WITH AN ELABORATE ORIGIN STORY that goes back centuries, the hideous mermaid at Fujinomiya may be the oldest of its kind.
If the legends surrounding this hideous little goblin at the Tensho Kyosho Temple in Japan are to be believed, it might be the oldest mermaid ever. As the story goes, this creature is 1400 years old. According to the story, the mermaid first appeared to Prince Shotoku at Lake Biwa. With its last breaths, it told a story of woe: the miserable creature had been a fisherman who trespassed to fish in protected waters, and was now transformed into a hideous beast as punishment. Having learned his lesson, and wanting to be an example after his death, the mermaid asked the prince to found a temple to display his horrible, mummified remains as a very strange object lesson in the sanctity of life.
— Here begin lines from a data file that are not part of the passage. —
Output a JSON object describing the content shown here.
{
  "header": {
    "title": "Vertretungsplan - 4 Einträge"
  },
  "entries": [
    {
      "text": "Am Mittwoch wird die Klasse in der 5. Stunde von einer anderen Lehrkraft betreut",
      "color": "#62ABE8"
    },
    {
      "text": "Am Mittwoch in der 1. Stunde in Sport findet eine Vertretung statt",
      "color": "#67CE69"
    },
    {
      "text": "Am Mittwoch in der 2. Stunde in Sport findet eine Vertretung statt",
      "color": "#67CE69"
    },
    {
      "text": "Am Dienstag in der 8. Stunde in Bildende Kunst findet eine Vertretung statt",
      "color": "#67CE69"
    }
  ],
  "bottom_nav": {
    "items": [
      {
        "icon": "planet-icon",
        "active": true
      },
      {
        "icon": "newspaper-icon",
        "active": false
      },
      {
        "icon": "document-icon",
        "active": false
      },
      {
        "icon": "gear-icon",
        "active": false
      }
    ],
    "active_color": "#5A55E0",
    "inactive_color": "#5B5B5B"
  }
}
Notably different from Western ideas of beautiful mermaids luring sailors into the watery depths with their charms, the Japanese mermaid of lore, known as the “ningyo,” was often depicted as a pointy-toothed little monster, sometimes even sporting claws or horns. Despite this particular creature’s allegedly long history, it is difficult to overlook its similarities to the sideshow gaffs which became enormously popular after being first displayed by the infamous PT Barnum — gaffs which were known to often have been manufactured in Japan.
Ancient or merely old, the mermaid is cared for by the Shinto order at Fujinomiya, near Mount Fuji.